Within affective disorder, the relationship between childhood events and psychosis appears to be relatively symptom-specific. It is possible that the pathways leading to psychotic symptoms differ, with delusions and non-hallucinatory symptoms being influenced less by childhood or early environmental experience.
1. Upthegrove R, Chard C, Jones, L, Gordon –Smith K, Forty L, Jones I and Craddock N. Adverse Childhood Events and Psychosis in Bipolar Affective Disorder. BJPsych In press BJP/2014/152611
Schizophrenia is a serious mental illness that carries a significant burden for families providing care.
The ADHES carers' survey canvassed opinions of families/friends of patients with schizophrenia across Europe.
To ascertain carer attitudes towards schizophrenia, its treatment and treatment adherence.
The survey was conducted from January-April 2011 in 16 European countries, comprising 10 questions relating to the respondents' understanding of schizophrenia, attitudes towards schizophrenia treatments, and perception of the family's/friend's role in supporting patients with schizophrenia.
Results were obtained from 138 respondents. 76% of carers recognized the importance of medication to help patients get better, improve their quality of life (77%) and relationships (74%). 67% of carers responded that they believed schizophrenia treatment damages patients' general health. Two-thirds of the carers reported that treatment adherence was a burden for the patient and over a third of carers indicated that it was a daily struggle to get patients to take their medication. 50% of carers considered the benefits offered by long-acting injectable antipsychotics as very/quite important and thus, could provide a valuable tool in improving treatment adherence. 92% of carers agreed on the importance of family support to boost treatment adherence with education/information deemed important for families and patients alike.
Carers recognize the issues they face in caring for patients with schizophrenia and their role in improving partial/non-adherence to medication, especially to avoid suboptimal treatment outcomes. The important role of family carers should be considered by healthcare professionals when treating patients with schizophrenia.
There is a wealth of literature on the observed association between childhood trauma and psychotic illness. However, the relationship between childhood trauma and psychosis is complex and could be explained, in part, by gene–environment correlation.
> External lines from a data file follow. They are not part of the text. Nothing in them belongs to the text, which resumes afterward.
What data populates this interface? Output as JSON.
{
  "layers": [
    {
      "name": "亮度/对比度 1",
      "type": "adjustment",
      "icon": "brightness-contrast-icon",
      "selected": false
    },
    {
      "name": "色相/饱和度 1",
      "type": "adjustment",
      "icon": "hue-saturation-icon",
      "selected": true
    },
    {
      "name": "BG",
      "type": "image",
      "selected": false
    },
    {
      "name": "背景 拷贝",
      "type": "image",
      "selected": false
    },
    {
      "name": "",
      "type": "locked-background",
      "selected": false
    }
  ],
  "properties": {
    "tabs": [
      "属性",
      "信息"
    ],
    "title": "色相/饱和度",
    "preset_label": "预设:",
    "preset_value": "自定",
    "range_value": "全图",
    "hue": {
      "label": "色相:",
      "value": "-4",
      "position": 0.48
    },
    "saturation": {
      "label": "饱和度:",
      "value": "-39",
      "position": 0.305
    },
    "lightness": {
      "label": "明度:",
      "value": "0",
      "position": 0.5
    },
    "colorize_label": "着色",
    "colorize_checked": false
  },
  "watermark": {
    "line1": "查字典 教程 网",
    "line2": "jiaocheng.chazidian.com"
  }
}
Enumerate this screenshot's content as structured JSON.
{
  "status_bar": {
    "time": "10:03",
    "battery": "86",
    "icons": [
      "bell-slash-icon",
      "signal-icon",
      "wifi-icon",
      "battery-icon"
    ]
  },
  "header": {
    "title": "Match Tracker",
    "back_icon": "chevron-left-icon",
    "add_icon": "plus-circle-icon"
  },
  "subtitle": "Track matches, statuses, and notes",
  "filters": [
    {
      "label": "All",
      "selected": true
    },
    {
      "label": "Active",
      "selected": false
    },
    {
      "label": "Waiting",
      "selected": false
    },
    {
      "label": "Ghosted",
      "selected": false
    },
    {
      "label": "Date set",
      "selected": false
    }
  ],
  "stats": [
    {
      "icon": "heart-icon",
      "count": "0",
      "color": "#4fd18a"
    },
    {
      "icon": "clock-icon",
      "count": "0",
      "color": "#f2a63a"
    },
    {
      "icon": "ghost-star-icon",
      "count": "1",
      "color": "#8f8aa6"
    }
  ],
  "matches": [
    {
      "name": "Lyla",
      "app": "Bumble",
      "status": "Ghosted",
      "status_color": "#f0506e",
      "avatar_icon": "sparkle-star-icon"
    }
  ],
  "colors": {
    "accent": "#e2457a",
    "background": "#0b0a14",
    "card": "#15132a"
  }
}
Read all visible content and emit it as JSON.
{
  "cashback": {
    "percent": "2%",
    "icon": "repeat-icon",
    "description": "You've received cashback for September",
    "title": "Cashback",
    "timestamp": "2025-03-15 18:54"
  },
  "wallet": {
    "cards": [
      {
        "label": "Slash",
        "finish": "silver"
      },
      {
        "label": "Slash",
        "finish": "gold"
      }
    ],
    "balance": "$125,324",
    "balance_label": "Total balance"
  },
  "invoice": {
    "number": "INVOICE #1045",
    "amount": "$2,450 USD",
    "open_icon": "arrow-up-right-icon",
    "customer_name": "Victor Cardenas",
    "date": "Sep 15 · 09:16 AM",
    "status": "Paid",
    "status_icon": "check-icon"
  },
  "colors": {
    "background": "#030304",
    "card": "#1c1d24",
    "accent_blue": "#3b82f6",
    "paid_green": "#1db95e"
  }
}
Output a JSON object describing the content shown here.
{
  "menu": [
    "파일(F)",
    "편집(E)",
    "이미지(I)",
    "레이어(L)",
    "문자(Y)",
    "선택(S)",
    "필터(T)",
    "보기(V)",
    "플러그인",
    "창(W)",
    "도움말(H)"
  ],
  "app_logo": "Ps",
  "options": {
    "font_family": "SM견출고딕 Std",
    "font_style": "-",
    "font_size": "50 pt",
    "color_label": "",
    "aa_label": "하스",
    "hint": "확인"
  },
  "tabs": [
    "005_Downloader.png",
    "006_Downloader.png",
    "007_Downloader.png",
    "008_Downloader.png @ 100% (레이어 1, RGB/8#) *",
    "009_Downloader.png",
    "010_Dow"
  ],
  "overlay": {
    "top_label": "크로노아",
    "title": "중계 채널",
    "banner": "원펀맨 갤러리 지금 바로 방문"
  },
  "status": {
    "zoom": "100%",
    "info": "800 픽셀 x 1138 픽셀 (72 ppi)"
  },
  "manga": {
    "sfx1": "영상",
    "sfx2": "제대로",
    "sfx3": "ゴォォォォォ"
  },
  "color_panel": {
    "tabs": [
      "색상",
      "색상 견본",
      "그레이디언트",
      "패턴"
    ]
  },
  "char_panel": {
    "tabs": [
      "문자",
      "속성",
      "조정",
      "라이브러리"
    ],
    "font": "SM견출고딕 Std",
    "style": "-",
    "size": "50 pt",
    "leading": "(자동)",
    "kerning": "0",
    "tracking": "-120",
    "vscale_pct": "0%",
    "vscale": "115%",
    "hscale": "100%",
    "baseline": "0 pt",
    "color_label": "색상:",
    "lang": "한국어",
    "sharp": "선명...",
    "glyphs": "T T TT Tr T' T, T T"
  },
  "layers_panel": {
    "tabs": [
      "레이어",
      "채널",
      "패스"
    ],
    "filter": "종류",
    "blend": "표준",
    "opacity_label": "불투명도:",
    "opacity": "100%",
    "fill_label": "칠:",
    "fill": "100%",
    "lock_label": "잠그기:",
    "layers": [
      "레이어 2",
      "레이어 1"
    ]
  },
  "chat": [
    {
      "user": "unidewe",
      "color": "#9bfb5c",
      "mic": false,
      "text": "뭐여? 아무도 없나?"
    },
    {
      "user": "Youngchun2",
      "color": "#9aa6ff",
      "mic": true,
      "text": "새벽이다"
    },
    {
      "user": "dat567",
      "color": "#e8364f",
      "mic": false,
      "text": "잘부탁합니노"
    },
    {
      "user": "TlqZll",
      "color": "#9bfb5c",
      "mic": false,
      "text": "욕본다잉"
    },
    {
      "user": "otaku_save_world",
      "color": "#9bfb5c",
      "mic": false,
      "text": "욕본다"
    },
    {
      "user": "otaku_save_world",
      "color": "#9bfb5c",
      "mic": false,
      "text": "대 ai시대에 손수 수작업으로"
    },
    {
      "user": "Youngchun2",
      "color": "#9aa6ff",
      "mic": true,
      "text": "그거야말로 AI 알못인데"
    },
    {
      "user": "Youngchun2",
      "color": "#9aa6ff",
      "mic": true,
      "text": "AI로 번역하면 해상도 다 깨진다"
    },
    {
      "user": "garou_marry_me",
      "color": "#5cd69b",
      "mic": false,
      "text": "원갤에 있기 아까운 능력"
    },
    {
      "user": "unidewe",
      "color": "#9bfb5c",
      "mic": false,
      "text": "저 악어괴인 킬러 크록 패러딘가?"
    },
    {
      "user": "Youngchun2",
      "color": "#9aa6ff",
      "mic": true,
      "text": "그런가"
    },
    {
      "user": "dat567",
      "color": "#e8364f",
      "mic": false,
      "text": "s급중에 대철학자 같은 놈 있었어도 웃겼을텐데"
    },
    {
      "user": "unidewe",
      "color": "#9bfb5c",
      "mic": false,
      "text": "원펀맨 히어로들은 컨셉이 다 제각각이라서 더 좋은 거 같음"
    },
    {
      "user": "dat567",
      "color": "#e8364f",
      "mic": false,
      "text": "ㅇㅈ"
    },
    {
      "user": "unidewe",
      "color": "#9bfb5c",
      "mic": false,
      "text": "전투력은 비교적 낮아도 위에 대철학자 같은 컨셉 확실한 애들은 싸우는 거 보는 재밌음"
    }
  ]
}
The association between schizophrenia polygenic scores (PGS) and experiencing childhood trauma was investigated using data from the Avon Longitudinal Study of Parents and Children (ALSPAC) and the Norwegian Mother, Father and Child Cohort Study (MoBa). Schizophrenia PGS were derived in each cohort for children, mothers, and fathers where genetic data were available. Measures of trauma exposure were derived based on data collected throughout childhood and adolescence (0–17 years; ALSPAC) and at age 8 years (MoBa).
Within ALSPAC, we found a positive association between schizophrenia PGS and exposure to trauma across childhood and adolescence; effect sizes were consistent for both child or maternal PGS. We found evidence of an association between the schizophrenia PGS and the majority of trauma subtypes investigated, with the exception of bullying. These results were comparable with those of MoBa. Within ALSPAC, genetic liability to a range of additional psychiatric traits was also associated with a greater trauma exposure.
Results from two international birth cohorts indicate that genetic liability for a range of psychiatric traits is associated with experiencing childhood trauma. Genome-wide association study of psychiatric phenotypes may also reflect risk factors for these phenotypes. Our findings also suggest that youth at higher genetic risk might require greater resources/support to ensure they grow-up in a healthy environment.